9 Theophraft. in polit. apud Suid. voce 'Apză Exupice, t. 1. p. 344. ; Euseb. chron. 1. 2. p. 99.; Syncell. p. 172. : Scholiaft. Aristophan. in Pluto.
Itis true this opinion has its difficulties. See Scaliger. Animad. in Eufeb. D. 50.; Potter, Archaeol. 1.4. C. 25. p. 115. et les mem.de l'acad. des inscript. t. 12. mem. p. 145. * Codrus pro patria non timidus mori. Horat. carm. 1. 3. od. 19, Strabo, 1. 9. p. 602.; Paul. l. 7. cap.i. Justin. 1. 2.c. 6.; Strab.1.9. p. 602. VOL. II.
was foort spread. Codrus is known. The Heraclidæ ima. gining, from the answer of the oracle, that the Athenians would be vi&orious, retired without giving battle *.
After the death of Codrus, the Athenians would have given hiin a succesfor. But not finding any to compare with him, they abolished royalty. By this means the government of Athens was changed from monarchical, to republican *. We will speak afterwards of the consequences of this revolution y.
A R GO s.
I Have before observed, that Argos was one of the most an.

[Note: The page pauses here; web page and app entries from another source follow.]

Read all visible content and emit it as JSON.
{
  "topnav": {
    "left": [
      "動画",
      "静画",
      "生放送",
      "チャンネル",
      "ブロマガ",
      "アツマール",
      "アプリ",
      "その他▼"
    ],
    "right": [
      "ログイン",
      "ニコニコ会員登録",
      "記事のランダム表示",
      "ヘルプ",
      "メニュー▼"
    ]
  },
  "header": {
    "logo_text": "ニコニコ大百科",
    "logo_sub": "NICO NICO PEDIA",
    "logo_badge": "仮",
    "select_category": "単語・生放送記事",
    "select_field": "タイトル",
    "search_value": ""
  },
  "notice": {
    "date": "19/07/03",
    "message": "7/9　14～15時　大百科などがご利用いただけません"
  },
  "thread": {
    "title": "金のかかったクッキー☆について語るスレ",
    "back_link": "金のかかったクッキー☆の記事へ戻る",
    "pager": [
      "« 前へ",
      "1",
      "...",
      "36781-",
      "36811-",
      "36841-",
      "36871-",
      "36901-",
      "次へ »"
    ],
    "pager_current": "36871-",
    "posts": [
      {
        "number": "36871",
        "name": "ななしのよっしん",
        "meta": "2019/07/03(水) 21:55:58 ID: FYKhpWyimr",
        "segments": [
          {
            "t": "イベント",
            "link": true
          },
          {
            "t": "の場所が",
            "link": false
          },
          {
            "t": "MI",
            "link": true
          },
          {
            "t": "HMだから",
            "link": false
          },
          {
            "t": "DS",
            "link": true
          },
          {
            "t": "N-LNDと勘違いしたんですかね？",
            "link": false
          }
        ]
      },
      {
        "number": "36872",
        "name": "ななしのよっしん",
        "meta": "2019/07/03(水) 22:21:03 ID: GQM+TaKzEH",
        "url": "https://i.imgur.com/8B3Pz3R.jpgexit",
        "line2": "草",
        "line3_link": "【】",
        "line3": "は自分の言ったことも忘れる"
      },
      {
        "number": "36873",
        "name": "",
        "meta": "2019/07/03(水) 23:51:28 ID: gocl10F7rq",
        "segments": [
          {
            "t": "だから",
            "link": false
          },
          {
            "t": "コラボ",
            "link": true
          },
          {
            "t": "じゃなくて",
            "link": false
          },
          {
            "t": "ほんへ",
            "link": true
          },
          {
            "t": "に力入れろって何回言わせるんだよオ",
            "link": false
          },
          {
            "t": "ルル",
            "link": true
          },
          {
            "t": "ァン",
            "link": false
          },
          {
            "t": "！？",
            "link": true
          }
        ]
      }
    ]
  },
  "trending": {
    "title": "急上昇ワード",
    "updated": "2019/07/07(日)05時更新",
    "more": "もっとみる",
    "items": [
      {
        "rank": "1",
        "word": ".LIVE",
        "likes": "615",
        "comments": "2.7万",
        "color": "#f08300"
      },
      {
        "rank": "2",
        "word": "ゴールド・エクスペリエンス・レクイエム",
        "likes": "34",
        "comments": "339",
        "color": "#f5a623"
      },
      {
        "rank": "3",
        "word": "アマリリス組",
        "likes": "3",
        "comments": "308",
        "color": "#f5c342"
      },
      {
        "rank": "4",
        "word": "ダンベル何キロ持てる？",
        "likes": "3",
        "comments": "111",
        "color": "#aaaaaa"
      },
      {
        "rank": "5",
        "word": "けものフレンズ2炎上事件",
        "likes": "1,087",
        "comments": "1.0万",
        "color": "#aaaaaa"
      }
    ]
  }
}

cient kingdoms of Greece. I have likewife said that the reigns of the first successors of Inachus deserved no actention?. We therefore pass them over in silence to come to Gelanor. He was the last of the race of the Inachidæ who enjoyed the crown. - Gelanor had not reigned many months, before Danaus, at the head of an Egyptian colony ·, came to dispute the crown with him b. The people were chosen to determine their dispute. Till that moment Danaus had had no com. merce with the Argives. Every thing seemed united in favour of Gelanor. Danaus was scarce known to the people over whom he would reign. Gelanor, on the contrary, was the issue of the family which for a long time had been in possession of the government, The motive which made them prefer Danaus is very singular. At the time that they both met to attend the decision of the people, a wolf fell upon an herd of cows which was passing under the walls of

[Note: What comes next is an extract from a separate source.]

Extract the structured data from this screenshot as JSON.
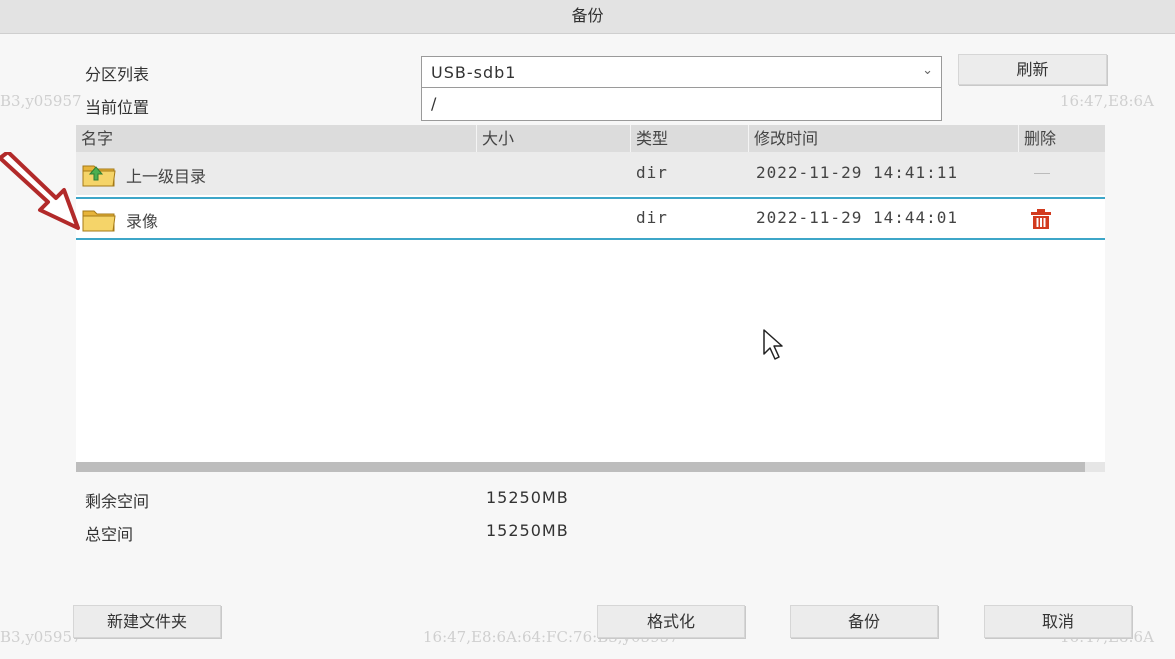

u Justin. loco cit.; Val. Max. 1. 5. c. 6. p. 489.; Paus.l. 7. 6. 25. * Justin. 1. 2. c. 7.; Vell. Patercul. I. 1. c. 2.; Paufan. I. 4.C. 5. Sub fin. y Part 3. book I. chap. s. 2 See part 1. book i.
à Marm. Oxon. ep. 9.; Herod. 1. 2. n.91.; Apollod. I. 2. p. 63. ; Diod. 1. 5.. p. 376. • Paul.). 2.6. 16,
the city. He attacked the bull who marched at their head and overthrew him. The Argives took this accident for a decisive augury. They thought that Gelanoë was represented by the bull, a tame animal, and Danaus' by the wolf, a savage one. And on this principle they determined in favour of Danaus e.
As soon as he saw himself invested with sovereign authority, he thought of the means of preserving it. With this view he built a citadel in the city of Argos d. Danaus edú. cated in Egypt, where the arts were very tourishing, would impart them to his new subjects. He shewed them the way to meliorate their foil, and make it more fertile e, This prince excelled all the kings who had preceded him; and that in so distinguished a manner, that, in consideration of it, the people changed the name which they had always borne, and did him the honour to adopt his f.
To: Danaus, succeeded Lynceus his son-in-law &; but there is nothing to be related of his reign, nor of those of his successors, till we come to Acrisius. It is in the reign of this prince that they place the arrival of Pelops in Greece h.
He was son of the famous Tantalus, King of Phrygia. A war with Ilus, son of Tros, the fame who gave to Troy the name of Ilium, obliged Pelops to quit Asia, and to go into Greece with his sister i. Their arrival in a very little time occasioned great changes in the affairs of that part of Europe. Thucydides remarks, that Pelops easily obtained great credit in Greece, because he brought there from Afia riches unknown before that time to the natives of the country k. To which Plutarch adds, that the number of his children contributed to it as much as the greatness of his treasures. For his daughters were married to the most powerful princes of Greece, and he found means to procure sovereignties for each of his children'. Pelops was more
c Paul 1. 2. c. 19.
d Strabo, 1.8. p.575. • We mall speak of this in the article of arts. * Euripid. apud Strab. 1. 8.p. 575., & Apollod. 1. 2. p. 67.; Pauf: 1.2.c.6. • Marsh.p. 286. i Ibid. k lbid.